→ **Exercise**: Work through the records that follow and return each line containing the word "True".

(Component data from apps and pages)
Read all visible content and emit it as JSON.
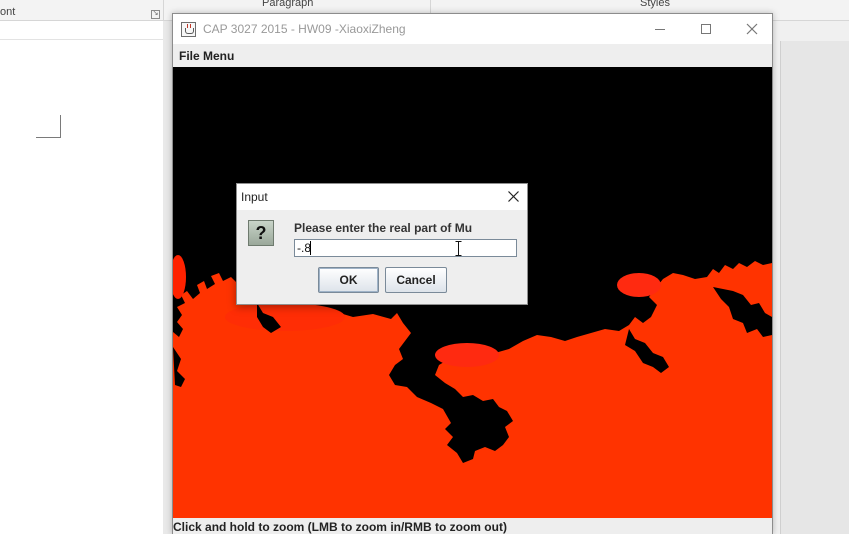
{
  "background_app": {
    "ribbon_groups": [
      "ont",
      "Paragraph",
      "Styles"
    ]
  },
  "window": {
    "title": "CAP 3027 2015 - HW09 -XiaoxiZheng",
    "icon": "java-cup-icon",
    "controls": {
      "minimize": "minimize-icon",
      "maximize": "maximize-icon",
      "close": "close-icon"
    }
  },
  "menubar": {
    "file_menu": "File Menu"
  },
  "canvas": {
    "description_colors": {
      "set": "#000000",
      "escape": "#ff3300"
    }
  },
  "status_bar": {
    "text": "Click and hold to zoom (LMB to zoom in/RMB to zoom out)"
  },
  "dialog": {
    "title": "Input",
    "icon": "question-icon",
    "icon_glyph": "?",
    "prompt": "Please enter the real part of Mu",
    "input_value": "-.8",
    "ok_label": "OK",
    "cancel_label": "Cancel"
  },
  "colors": {
    "fractal_red": "#ff3300",
    "fractal_black": "#000000",
    "window_bg": "#eeeeee"
  }
}
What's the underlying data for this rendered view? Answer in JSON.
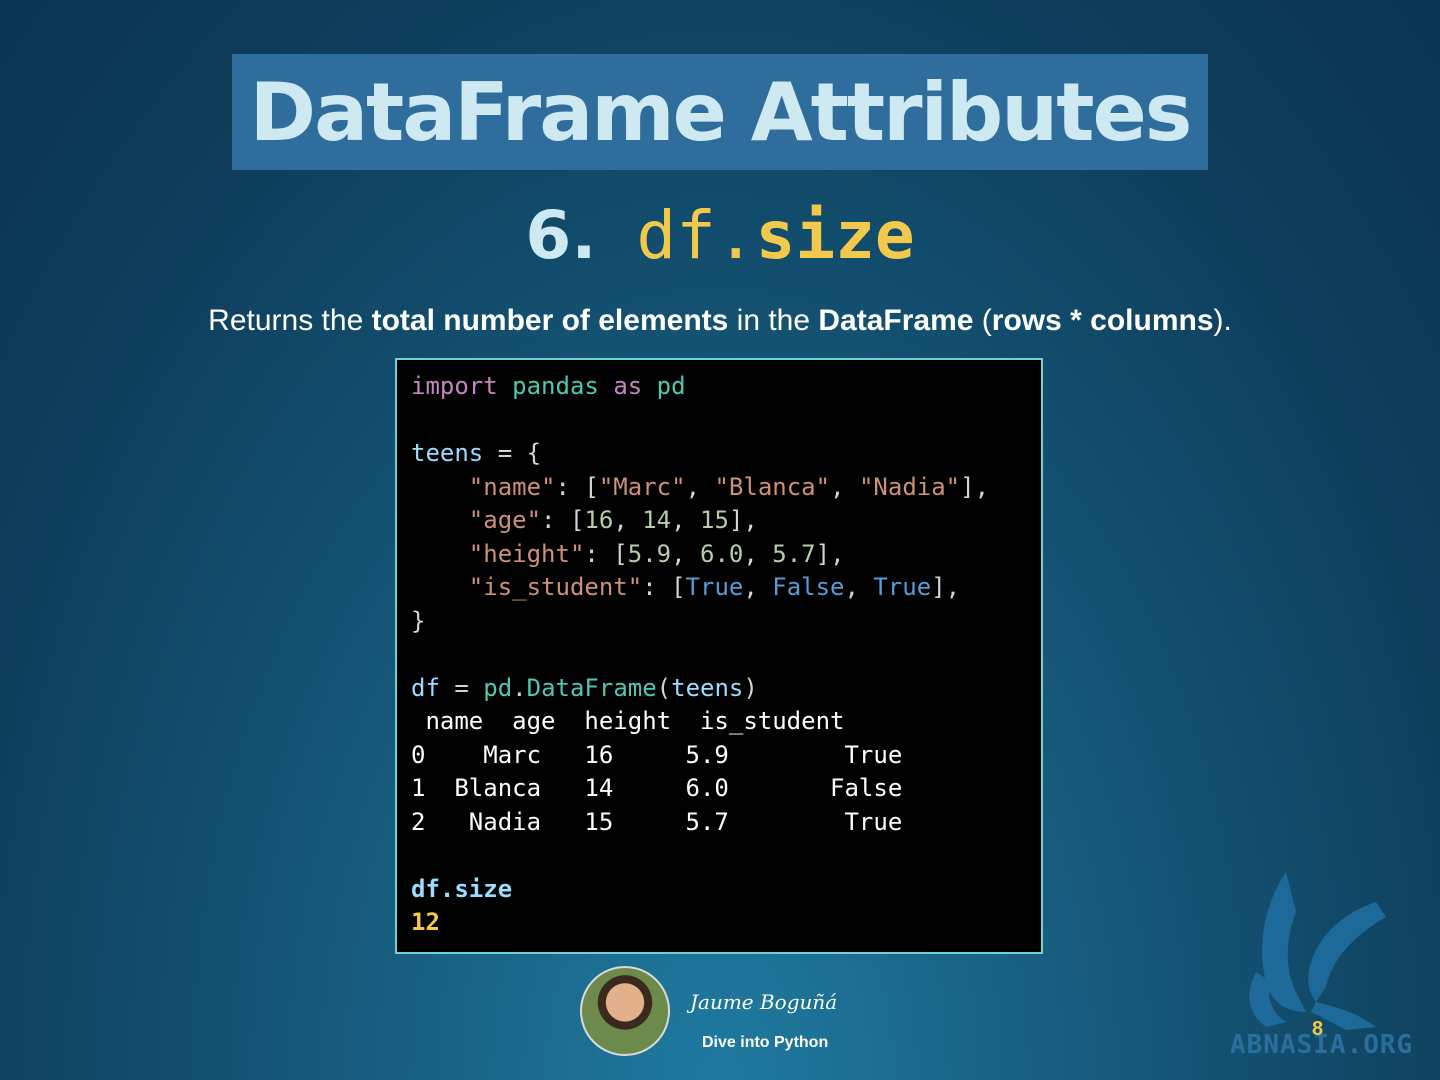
{
  "slide": {
    "title": "DataFrame Attributes",
    "subtitle_number": "6.",
    "subtitle_code_prefix": "df.",
    "subtitle_code_attr": "size",
    "description": {
      "p1": "Returns the ",
      "b1": "total number of elements",
      "p2": " in the ",
      "b2": "DataFrame",
      "p3": " (",
      "b3": "rows * columns",
      "p4": ")."
    },
    "page_number": "8"
  },
  "code": {
    "import_kw": "import",
    "module": "pandas",
    "as_kw": "as",
    "alias": "pd",
    "var_teens": "teens",
    "key_name": "\"name\"",
    "names": [
      "\"Marc\"",
      "\"Blanca\"",
      "\"Nadia\""
    ],
    "key_age": "\"age\"",
    "ages": [
      "16",
      "14",
      "15"
    ],
    "key_height": "\"height\"",
    "heights": [
      "5.9",
      "6.0",
      "5.7"
    ],
    "key_student": "\"is_student\"",
    "students": [
      "True",
      "False",
      "True"
    ],
    "var_df": "df",
    "pd_ref": "pd",
    "ctor": "DataFrame",
    "arg": "teens",
    "table_header": " name  age  height  is_student",
    "table_rows": [
      "0    Marc   16     5.9        True",
      "1  Blanca   14     6.0       False",
      "2   Nadia   15     5.7        True"
    ],
    "size_call": "df.size",
    "size_result": "12"
  },
  "footer": {
    "author": "Jaume Boguñá",
    "course": "Dive into Python",
    "logo_text": "ABNASIA.ORG"
  },
  "colors": {
    "accent_yellow": "#f2c94c",
    "title_band": "#2f6e9c",
    "code_border": "#6fd3d0"
  }
}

→ **Answer area**:
      "True",
      "True"
      "0    Marc   16     5.9        True",
      "2   Nadia   15     5.7        True"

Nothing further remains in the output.